A host of other business leaders were busy securing deals and in networking for future transactions, while a few of them largely remained in after-meeting party circuits every night — a key component of the Davos get together.
Those who could not make it to Davos this year included Minister of State for Finance Jayant Sinha, Coal and Power Minister Piyush Goyal, Commerce and Industry Minister Nirmala Sitharaman and DIPP Secretary Amitabh Kant.
Among business leaders, billionaire brothers Mukesh and Anil Ambani did not attend.
At the end of the meeting, various leaders also suggested that CEOs have to turn away from short-term thinking and narrow concerns of shareholder gains and instead take bold steps to improve workers’ conditions, promote diversity and take a wider stakeholder perspective.
There was a consensus on this among business, labour and academic leaders in a session on the last day of the WEF meeting that focused this year on the challenges posed by the Fourth Industrial Revolution, the wave of rapid advances across technologies that are changing all aspects of life and work.
IMF Chief Christine Lagarde said the global economy would see a modest growth with a downside risk this year, while calling for a change in the way GDP is calculated in the wake of the emerge of various new sectors and business landscapes.
“We see global growth in 2016 as modest and uneven… There is modest optimism but significant risks,” she noted.
The downside risks to the global economy include the profound transition of the Chinese economy, lower-trending commodity prices as a result of oil prices and asynchronous monetary policies around the world.
Emphasising that the global economy is presenting a completely different picture that is changing, Lagarde said this is due to growth in India and China and a downturn in Russia and Brazil.
About Europe, she noted that if the refugee crisis is handled well and the integration process is conducted in a cohesive and organised way, it would be an upside for growth.
In the closing session of World Economic Forum Annual Meeting 2016, the panelist agreed that as the world surges into the Fourth Industrial Revolution, a key challenge for individuals will be to understand and retain the very essence of new age interactive technologies, artificial intelligence and automation.
Henry T Greely, the Deane F and Kate Edelman Johnson Professor of Law at Stanford University in the US, said: “All of us need to begin to understand and grapple with how we want to shape these technologies.”
“We are competing with artificial intelligence,” asserted Meeting Co-Chair Amira Yahyaoui, Founder and Chair of citizens action group Al Bawsala in Tunisia and a member of the World Economic Forum’s Global Shaper community of leaders in their twenties.
“We really have to show we are the good ones.
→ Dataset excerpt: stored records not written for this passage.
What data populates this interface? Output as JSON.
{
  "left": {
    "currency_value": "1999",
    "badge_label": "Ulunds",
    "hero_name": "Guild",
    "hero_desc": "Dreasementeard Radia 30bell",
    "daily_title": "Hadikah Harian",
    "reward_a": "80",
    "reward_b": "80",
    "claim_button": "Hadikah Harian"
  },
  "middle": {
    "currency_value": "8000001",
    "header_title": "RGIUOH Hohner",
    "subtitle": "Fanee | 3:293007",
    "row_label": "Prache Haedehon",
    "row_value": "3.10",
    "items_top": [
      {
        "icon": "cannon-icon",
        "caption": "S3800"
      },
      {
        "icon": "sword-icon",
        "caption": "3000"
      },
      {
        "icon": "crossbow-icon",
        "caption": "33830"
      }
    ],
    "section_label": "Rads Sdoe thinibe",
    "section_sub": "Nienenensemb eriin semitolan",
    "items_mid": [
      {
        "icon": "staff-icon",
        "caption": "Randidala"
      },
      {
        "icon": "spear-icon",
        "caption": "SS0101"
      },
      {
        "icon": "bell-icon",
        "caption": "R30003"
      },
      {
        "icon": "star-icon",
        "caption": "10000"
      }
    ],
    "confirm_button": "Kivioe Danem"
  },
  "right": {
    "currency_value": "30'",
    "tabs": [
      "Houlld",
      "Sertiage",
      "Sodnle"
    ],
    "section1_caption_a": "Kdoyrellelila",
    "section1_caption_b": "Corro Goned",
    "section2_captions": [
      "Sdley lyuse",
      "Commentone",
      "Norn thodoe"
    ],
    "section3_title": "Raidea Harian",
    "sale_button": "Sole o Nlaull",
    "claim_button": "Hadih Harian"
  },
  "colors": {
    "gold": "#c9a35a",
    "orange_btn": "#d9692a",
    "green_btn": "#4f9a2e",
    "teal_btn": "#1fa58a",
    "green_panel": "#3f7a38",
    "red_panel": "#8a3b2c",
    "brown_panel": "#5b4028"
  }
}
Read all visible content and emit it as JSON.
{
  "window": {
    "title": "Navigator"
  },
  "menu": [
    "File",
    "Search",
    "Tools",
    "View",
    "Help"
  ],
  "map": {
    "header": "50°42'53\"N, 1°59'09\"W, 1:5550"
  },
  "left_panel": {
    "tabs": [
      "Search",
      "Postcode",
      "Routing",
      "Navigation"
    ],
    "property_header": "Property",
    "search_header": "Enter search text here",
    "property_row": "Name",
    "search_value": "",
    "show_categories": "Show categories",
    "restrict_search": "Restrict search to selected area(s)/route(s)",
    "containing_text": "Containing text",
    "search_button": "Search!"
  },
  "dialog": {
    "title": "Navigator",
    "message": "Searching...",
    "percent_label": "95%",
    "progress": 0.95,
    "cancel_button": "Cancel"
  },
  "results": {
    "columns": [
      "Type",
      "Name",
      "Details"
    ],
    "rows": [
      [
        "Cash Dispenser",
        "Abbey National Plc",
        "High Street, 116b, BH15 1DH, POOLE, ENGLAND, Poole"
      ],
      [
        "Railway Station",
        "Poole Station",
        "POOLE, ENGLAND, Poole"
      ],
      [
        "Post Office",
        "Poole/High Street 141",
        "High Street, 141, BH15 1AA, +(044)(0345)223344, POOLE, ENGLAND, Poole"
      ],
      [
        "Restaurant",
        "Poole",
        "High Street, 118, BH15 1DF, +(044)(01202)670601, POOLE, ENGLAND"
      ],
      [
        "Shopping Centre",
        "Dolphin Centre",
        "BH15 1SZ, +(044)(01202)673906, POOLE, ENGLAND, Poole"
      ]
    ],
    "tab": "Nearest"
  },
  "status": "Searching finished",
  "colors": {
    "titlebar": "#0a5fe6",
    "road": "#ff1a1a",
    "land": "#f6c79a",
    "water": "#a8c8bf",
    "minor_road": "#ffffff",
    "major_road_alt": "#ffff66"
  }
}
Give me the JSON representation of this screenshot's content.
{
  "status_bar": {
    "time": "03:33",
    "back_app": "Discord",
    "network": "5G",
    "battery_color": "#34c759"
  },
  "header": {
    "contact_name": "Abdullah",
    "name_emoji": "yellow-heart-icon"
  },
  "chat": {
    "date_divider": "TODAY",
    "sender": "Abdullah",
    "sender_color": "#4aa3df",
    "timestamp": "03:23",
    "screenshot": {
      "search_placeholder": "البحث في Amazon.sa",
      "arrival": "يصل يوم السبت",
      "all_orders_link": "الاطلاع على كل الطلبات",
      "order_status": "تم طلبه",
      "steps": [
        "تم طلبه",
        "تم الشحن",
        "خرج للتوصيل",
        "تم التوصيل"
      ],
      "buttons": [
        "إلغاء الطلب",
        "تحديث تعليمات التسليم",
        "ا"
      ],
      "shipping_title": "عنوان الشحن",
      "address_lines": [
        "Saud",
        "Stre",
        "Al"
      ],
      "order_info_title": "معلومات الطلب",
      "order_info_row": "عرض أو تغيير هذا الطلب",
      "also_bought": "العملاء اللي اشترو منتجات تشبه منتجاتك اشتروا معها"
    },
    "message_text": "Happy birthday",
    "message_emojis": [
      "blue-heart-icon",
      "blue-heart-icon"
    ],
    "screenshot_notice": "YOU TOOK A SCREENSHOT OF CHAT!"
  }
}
So the discussion of ethics and value has never been more essential than it is today.”
Justine Cassell, Associate Dean, Technology, Strategy and Impact, in the School of Computer Science at Carnegie Mellon University in the US, countered: I don’t think of robots as competitors. I think of them as collaborators to help us do what we wish to do but can’t do alone and help us to be part of a larger community.